Aim of the task >> Write only how many lines of the listing below include the string "base".

Provided information >>
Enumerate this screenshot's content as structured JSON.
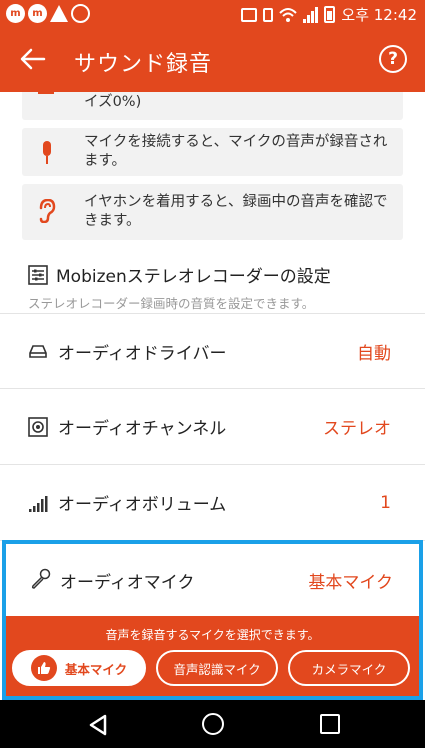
{
  "status_bar": {
    "app_icon_1": "m",
    "app_icon_2": "m",
    "time": "오후 12:42"
  },
  "app_bar": {
    "back_icon": "arrow-left-icon",
    "title": "サウンド録音",
    "help_label": "?"
  },
  "notes": [
    {
      "icon": "speaker-icon",
      "text": "イズ0%)"
    },
    {
      "icon": "microphone-icon",
      "text": "マイクを接続すると、マイクの音声が録音されます。"
    },
    {
      "icon": "ear-icon",
      "text": "イヤホンを着用すると、録画中の音声を確認できます。"
    }
  ],
  "stereo_section": {
    "title": "Mobizenステレオレコーダーの設定",
    "subtitle": "ステレオレコーダー録画時の音質を設定できます。"
  },
  "settings": [
    {
      "icon": "drive-icon",
      "label": "オーディオドライバー",
      "value": "自動"
    },
    {
      "icon": "speaker-channel-icon",
      "label": "オーディオチャンネル",
      "value": "ステレオ"
    },
    {
      "icon": "volume-bars-icon",
      "label": "オーディオボリューム",
      "value": "1"
    },
    {
      "icon": "microphone-line-icon",
      "label": "オーディオマイク",
      "value": "基本マイク"
    }
  ],
  "mic_panel": {
    "hint": "音声を録音するマイクを選択できます。",
    "options": [
      {
        "label": "基本マイク",
        "selected": true
      },
      {
        "label": "音声認識マイク",
        "selected": false
      },
      {
        "label": "カメラマイク",
        "selected": false
      }
    ]
  },
  "nav_bar": {
    "back": "nav-back-icon",
    "home": "nav-home-icon",
    "recent": "nav-recents-icon"
  },
  "colors": {
    "accent": "#e2481e",
    "highlight_border": "#1aa0e8",
    "nav_bar": "#000000"
  }
}
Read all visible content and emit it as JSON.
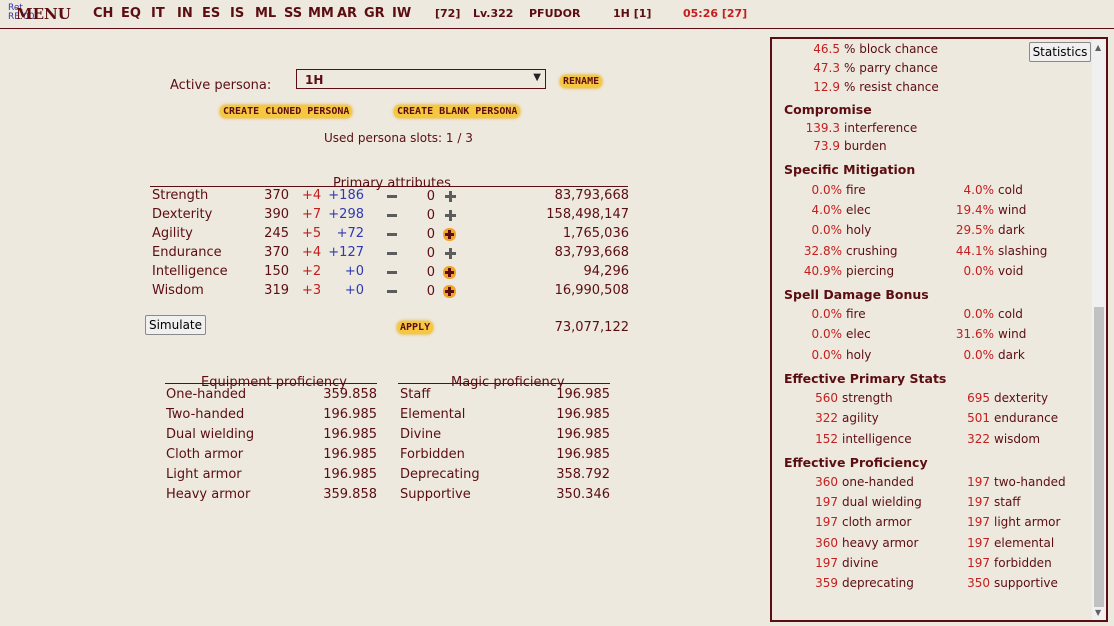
{
  "topbar": {
    "ret_label": "Ret",
    "ret_value": "RE:00",
    "menu": "MENU",
    "nav": [
      "CH",
      "EQ",
      "IT",
      "IN",
      "ES",
      "IS",
      "ML",
      "SS",
      "MM",
      "AR",
      "GR",
      "IW"
    ],
    "slots": "[72]",
    "level": "Lv.322",
    "name": "PFUDOR",
    "persona": "1H [1]",
    "clock": "05:26 [27]"
  },
  "persona": {
    "label": "Active persona:",
    "selected": "1H",
    "rename": "RENAME",
    "create_cloned": "CREATE CLONED PERSONA",
    "create_blank": "CREATE BLANK PERSONA",
    "slots_text": "Used persona slots: 1 / 3"
  },
  "primary": {
    "title": "Primary attributes",
    "rows": [
      {
        "name": "Strength",
        "base": "370",
        "mod": "+4",
        "bonus": "+186",
        "alloc": "0",
        "exp": "83,793,668"
      },
      {
        "name": "Dexterity",
        "base": "390",
        "mod": "+7",
        "bonus": "+298",
        "alloc": "0",
        "exp": "158,498,147"
      },
      {
        "name": "Agility",
        "base": "245",
        "mod": "+5",
        "bonus": "+72",
        "alloc": "0",
        "exp": "1,765,036"
      },
      {
        "name": "Endurance",
        "base": "370",
        "mod": "+4",
        "bonus": "+127",
        "alloc": "0",
        "exp": "83,793,668"
      },
      {
        "name": "Intelligence",
        "base": "150",
        "mod": "+2",
        "bonus": "+0",
        "alloc": "0",
        "exp": "94,296"
      },
      {
        "name": "Wisdom",
        "base": "319",
        "mod": "+3",
        "bonus": "+0",
        "alloc": "0",
        "exp": "16,990,508"
      }
    ],
    "simulate": "Simulate",
    "apply": "APPLY",
    "total": "73,077,122"
  },
  "equipment": {
    "title": "Equipment proficiency",
    "rows": [
      {
        "name": "One-handed",
        "value": "359.858"
      },
      {
        "name": "Two-handed",
        "value": "196.985"
      },
      {
        "name": "Dual wielding",
        "value": "196.985"
      },
      {
        "name": "Cloth armor",
        "value": "196.985"
      },
      {
        "name": "Light armor",
        "value": "196.985"
      },
      {
        "name": "Heavy armor",
        "value": "359.858"
      }
    ]
  },
  "magic": {
    "title": "Magic proficiency",
    "rows": [
      {
        "name": "Staff",
        "value": "196.985"
      },
      {
        "name": "Elemental",
        "value": "196.985"
      },
      {
        "name": "Divine",
        "value": "196.985"
      },
      {
        "name": "Forbidden",
        "value": "196.985"
      },
      {
        "name": "Deprecating",
        "value": "358.792"
      },
      {
        "name": "Supportive",
        "value": "350.346"
      }
    ]
  },
  "stats": {
    "button": "Statistics",
    "defense": [
      {
        "v": "46.5",
        "t": "% block chance"
      },
      {
        "v": "47.3",
        "t": "% parry chance"
      },
      {
        "v": "12.9",
        "t": "% resist chance"
      }
    ],
    "compromise_title": "Compromise",
    "compromise": [
      {
        "v": "139.3",
        "t": "interference"
      },
      {
        "v": "73.9",
        "t": "burden"
      }
    ],
    "mitigation_title": "Specific Mitigation",
    "mitigation": [
      {
        "v": "0.0%",
        "t": "fire"
      },
      {
        "v": "4.0%",
        "t": "cold"
      },
      {
        "v": "4.0%",
        "t": "elec"
      },
      {
        "v": "19.4%",
        "t": "wind"
      },
      {
        "v": "0.0%",
        "t": "holy"
      },
      {
        "v": "29.5%",
        "t": "dark"
      },
      {
        "v": "32.8%",
        "t": "crushing"
      },
      {
        "v": "44.1%",
        "t": "slashing"
      },
      {
        "v": "40.9%",
        "t": "piercing"
      },
      {
        "v": "0.0%",
        "t": "void"
      }
    ],
    "spell_title": "Spell Damage Bonus",
    "spell": [
      {
        "v": "0.0%",
        "t": "fire"
      },
      {
        "v": "0.0%",
        "t": "cold"
      },
      {
        "v": "0.0%",
        "t": "elec"
      },
      {
        "v": "31.6%",
        "t": "wind"
      },
      {
        "v": "0.0%",
        "t": "holy"
      },
      {
        "v": "0.0%",
        "t": "dark"
      }
    ],
    "primary_title": "Effective Primary Stats",
    "eprimary": [
      {
        "v": "560",
        "t": "strength"
      },
      {
        "v": "695",
        "t": "dexterity"
      },
      {
        "v": "322",
        "t": "agility"
      },
      {
        "v": "501",
        "t": "endurance"
      },
      {
        "v": "152",
        "t": "intelligence"
      },
      {
        "v": "322",
        "t": "wisdom"
      }
    ],
    "prof_title": "Effective Proficiency",
    "eprof": [
      {
        "v": "360",
        "t": "one-handed"
      },
      {
        "v": "197",
        "t": "two-handed"
      },
      {
        "v": "197",
        "t": "dual wielding"
      },
      {
        "v": "197",
        "t": "staff"
      },
      {
        "v": "197",
        "t": "cloth armor"
      },
      {
        "v": "197",
        "t": "light armor"
      },
      {
        "v": "360",
        "t": "heavy armor"
      },
      {
        "v": "197",
        "t": "elemental"
      },
      {
        "v": "197",
        "t": "divine"
      },
      {
        "v": "197",
        "t": "forbidden"
      },
      {
        "v": "359",
        "t": "deprecating"
      },
      {
        "v": "350",
        "t": "supportive"
      }
    ]
  }
}
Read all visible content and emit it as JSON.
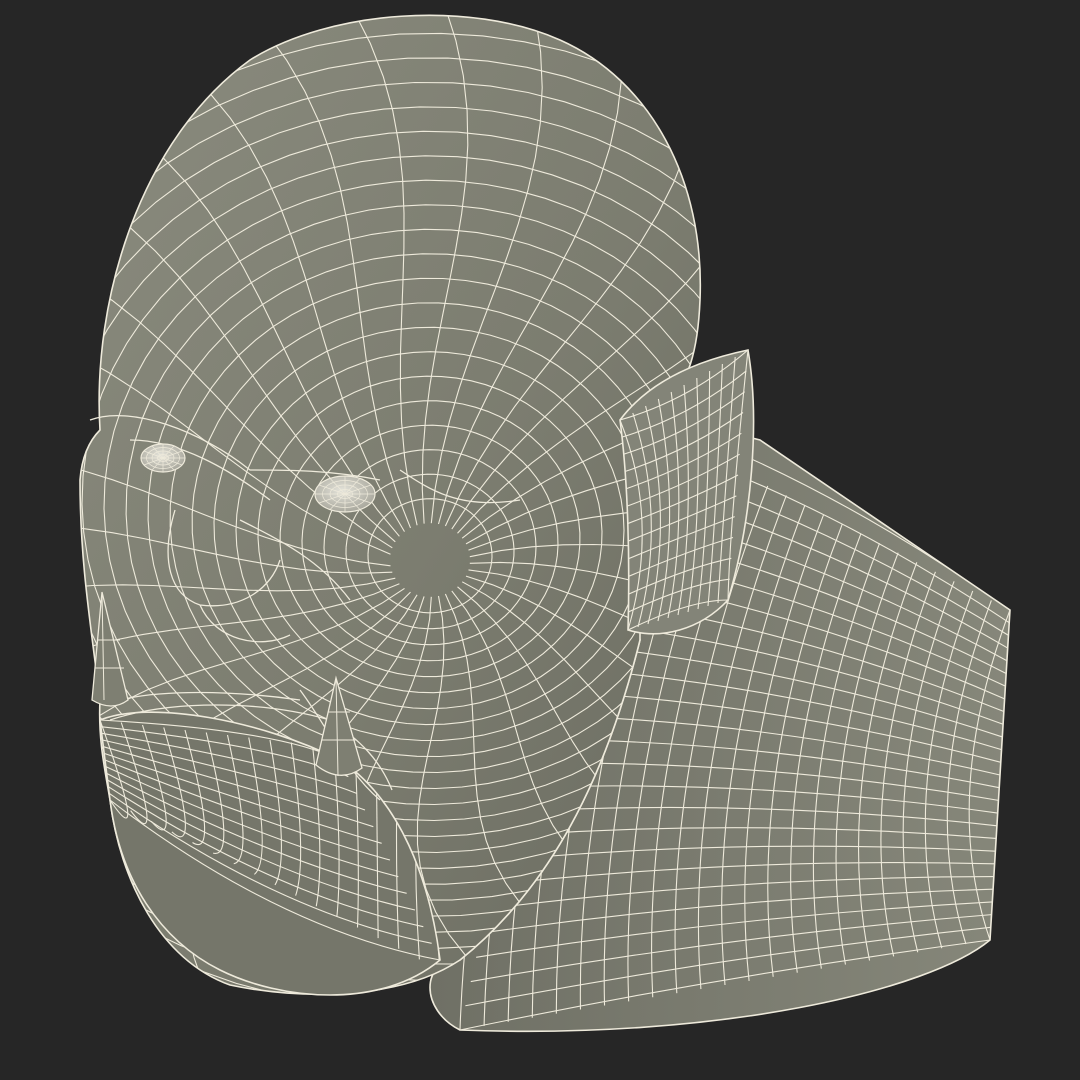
{
  "scene": {
    "subject": "orc-head-wireframe-model",
    "shading": "flat-gray-with-wireframe-overlay",
    "render_style": "quad-topology-wireframe"
  },
  "colors": {
    "background": "#262626",
    "surface": "#7c7d70",
    "surface_light": "#8e8f82",
    "surface_dark": "#66675c",
    "wire": "#eeeadb",
    "eye": "#d9d8cf"
  }
}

Reply >> 6